• **Work task**
Whenever a line in the entries includes the word "JSON", copy that line out.

——

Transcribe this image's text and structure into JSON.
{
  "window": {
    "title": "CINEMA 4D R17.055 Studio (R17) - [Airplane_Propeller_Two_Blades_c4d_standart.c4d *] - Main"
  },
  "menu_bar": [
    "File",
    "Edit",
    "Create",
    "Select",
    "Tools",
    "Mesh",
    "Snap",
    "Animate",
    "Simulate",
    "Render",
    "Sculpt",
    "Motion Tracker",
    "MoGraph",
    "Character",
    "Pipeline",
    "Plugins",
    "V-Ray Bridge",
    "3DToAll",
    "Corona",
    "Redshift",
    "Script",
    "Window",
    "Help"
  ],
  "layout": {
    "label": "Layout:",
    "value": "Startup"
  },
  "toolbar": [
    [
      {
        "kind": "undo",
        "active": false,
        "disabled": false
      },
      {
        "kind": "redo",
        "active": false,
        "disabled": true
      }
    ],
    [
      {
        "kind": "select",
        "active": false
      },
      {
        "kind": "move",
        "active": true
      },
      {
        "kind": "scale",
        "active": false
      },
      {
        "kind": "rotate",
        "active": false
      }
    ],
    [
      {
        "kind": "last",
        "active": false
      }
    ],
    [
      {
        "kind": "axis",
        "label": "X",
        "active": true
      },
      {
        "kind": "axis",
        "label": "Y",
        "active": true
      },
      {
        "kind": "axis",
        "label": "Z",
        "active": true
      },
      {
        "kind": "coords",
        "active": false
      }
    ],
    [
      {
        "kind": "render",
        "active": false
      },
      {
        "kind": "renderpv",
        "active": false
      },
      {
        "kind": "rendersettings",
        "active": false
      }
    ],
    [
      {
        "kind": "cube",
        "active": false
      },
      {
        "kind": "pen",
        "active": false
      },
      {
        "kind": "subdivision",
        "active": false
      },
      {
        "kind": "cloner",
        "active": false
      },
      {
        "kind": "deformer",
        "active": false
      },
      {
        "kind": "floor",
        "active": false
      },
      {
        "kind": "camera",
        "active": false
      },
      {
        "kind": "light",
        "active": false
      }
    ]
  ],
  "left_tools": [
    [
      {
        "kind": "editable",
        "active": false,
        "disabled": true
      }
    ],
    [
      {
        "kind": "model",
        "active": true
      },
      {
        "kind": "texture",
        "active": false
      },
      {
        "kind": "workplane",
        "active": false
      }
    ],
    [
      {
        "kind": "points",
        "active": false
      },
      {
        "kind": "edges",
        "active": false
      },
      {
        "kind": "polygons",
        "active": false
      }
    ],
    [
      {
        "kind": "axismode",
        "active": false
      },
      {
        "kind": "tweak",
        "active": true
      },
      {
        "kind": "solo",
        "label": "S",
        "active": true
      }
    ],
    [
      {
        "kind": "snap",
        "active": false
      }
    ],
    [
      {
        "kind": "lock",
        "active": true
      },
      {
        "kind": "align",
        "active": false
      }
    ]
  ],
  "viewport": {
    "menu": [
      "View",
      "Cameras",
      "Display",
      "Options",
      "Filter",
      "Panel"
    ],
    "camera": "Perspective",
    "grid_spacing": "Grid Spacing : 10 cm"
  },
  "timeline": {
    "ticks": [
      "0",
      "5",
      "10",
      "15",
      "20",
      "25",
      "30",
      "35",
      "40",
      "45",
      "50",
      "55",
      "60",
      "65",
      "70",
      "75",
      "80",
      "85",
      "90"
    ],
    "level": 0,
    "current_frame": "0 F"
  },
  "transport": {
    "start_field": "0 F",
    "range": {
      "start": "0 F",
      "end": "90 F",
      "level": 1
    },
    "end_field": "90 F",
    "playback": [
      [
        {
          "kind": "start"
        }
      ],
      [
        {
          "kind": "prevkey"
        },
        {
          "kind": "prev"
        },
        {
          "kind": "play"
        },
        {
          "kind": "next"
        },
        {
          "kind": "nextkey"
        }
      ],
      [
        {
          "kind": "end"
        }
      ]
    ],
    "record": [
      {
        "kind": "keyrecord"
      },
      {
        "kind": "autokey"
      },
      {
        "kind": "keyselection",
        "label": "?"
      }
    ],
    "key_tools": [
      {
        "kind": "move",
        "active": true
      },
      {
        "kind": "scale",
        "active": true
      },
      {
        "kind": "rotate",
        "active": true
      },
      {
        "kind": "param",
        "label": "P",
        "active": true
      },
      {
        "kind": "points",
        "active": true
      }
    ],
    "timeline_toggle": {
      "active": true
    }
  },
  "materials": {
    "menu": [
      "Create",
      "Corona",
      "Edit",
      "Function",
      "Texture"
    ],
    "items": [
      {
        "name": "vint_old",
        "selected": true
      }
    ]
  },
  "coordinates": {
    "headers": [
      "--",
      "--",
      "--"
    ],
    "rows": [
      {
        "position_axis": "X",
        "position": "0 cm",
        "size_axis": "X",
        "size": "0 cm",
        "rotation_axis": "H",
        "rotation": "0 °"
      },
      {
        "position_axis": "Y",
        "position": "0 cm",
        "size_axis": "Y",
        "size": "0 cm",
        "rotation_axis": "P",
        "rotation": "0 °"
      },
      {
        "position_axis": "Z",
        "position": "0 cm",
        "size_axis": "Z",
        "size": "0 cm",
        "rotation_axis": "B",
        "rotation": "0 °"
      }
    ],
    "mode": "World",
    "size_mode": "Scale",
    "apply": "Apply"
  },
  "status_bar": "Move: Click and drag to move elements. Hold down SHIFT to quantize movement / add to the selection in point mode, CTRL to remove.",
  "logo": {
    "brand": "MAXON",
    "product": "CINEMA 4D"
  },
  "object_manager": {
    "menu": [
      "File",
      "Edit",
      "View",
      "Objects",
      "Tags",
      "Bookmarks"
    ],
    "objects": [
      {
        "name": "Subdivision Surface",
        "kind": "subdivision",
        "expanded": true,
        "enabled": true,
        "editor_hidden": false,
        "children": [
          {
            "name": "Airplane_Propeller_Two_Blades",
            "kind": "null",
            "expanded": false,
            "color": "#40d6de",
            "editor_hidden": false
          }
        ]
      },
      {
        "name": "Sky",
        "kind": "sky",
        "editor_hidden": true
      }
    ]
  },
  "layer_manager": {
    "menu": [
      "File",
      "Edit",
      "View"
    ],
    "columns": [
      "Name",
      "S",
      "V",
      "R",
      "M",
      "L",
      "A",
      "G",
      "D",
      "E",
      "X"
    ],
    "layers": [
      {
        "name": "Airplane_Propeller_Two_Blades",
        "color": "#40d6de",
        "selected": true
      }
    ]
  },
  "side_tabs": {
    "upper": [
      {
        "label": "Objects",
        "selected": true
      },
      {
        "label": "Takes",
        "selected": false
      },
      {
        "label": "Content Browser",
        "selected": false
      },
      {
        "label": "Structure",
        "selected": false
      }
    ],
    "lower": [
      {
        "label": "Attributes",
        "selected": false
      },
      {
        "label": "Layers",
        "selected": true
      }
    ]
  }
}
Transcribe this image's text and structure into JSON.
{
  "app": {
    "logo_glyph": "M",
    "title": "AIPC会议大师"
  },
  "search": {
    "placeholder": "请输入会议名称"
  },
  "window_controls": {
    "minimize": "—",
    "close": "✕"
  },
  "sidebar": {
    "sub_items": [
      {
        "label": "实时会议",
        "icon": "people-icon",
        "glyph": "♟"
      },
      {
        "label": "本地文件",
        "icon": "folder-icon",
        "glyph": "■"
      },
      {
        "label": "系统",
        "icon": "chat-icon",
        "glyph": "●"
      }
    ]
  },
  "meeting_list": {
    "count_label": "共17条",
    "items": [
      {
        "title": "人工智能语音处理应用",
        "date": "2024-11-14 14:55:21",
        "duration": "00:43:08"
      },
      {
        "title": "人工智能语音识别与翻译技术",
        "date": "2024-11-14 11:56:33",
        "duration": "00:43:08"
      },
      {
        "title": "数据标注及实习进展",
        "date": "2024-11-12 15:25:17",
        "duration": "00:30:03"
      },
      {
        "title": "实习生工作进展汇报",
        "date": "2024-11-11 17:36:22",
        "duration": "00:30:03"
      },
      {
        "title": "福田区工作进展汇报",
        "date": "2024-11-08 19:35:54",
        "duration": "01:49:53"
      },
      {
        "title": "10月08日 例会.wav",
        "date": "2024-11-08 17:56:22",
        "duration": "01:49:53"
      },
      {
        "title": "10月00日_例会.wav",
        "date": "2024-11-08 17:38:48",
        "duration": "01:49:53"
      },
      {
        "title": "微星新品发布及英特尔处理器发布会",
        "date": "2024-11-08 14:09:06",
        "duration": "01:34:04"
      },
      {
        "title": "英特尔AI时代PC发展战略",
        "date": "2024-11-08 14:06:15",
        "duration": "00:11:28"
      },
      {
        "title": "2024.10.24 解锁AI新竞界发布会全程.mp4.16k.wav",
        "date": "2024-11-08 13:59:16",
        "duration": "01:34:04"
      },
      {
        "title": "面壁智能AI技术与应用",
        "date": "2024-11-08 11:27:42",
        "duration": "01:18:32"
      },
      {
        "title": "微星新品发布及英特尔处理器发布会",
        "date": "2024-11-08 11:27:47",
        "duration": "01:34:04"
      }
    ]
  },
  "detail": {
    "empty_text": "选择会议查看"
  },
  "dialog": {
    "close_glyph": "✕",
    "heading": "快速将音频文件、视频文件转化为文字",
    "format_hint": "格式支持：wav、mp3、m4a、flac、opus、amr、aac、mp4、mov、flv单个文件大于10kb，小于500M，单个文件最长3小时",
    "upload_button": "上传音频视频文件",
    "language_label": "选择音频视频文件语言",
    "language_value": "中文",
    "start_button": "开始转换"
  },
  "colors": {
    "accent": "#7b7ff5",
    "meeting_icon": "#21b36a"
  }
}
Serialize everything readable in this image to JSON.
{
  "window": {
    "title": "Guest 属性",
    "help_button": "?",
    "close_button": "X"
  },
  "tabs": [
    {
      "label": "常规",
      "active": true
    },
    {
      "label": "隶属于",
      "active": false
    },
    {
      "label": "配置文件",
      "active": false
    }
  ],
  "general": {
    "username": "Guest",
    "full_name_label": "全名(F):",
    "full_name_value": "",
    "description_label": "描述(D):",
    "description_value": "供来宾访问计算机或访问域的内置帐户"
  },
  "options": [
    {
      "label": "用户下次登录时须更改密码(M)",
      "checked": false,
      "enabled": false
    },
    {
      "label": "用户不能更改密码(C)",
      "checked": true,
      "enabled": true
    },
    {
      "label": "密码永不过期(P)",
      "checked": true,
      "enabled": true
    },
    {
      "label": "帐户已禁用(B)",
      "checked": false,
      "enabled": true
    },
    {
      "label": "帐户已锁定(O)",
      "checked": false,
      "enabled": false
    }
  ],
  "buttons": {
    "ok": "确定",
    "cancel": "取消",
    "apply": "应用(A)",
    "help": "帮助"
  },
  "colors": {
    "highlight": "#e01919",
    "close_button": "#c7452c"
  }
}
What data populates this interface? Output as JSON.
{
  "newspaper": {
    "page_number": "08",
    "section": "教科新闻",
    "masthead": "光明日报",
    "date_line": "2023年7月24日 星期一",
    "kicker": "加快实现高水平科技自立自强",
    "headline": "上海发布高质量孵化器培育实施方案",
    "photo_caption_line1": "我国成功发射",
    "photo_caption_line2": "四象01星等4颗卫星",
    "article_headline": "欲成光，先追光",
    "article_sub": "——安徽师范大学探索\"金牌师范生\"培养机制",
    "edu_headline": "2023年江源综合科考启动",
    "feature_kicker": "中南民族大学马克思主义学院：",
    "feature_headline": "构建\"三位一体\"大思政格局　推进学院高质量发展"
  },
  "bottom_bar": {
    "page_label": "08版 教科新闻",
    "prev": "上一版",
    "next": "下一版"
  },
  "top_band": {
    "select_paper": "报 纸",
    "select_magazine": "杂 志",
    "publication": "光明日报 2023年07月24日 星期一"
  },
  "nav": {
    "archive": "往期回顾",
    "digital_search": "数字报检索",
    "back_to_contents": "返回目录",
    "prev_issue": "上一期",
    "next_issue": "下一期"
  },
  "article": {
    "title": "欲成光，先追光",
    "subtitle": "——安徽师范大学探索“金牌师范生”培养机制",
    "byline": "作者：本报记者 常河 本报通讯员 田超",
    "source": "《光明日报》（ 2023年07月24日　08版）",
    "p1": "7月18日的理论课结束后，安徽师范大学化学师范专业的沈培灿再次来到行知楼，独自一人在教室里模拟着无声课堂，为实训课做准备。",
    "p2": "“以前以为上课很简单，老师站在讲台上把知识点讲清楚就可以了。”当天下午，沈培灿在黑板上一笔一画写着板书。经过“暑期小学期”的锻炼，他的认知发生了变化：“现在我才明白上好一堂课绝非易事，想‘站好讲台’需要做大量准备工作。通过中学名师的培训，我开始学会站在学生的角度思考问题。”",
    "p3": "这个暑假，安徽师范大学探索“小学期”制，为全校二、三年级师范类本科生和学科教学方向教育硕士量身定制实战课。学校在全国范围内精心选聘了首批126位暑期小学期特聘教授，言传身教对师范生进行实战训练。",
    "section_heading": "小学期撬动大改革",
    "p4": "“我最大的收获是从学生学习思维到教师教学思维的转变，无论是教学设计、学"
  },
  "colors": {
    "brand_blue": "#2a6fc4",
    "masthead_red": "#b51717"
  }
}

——

• **Written response**
Transcribe this image's text and structure into JSON.
Transcribe this image's text and structure into JSON.
Serialize everything readable in this image to JSON.
What data populates this interface? Output as JSON.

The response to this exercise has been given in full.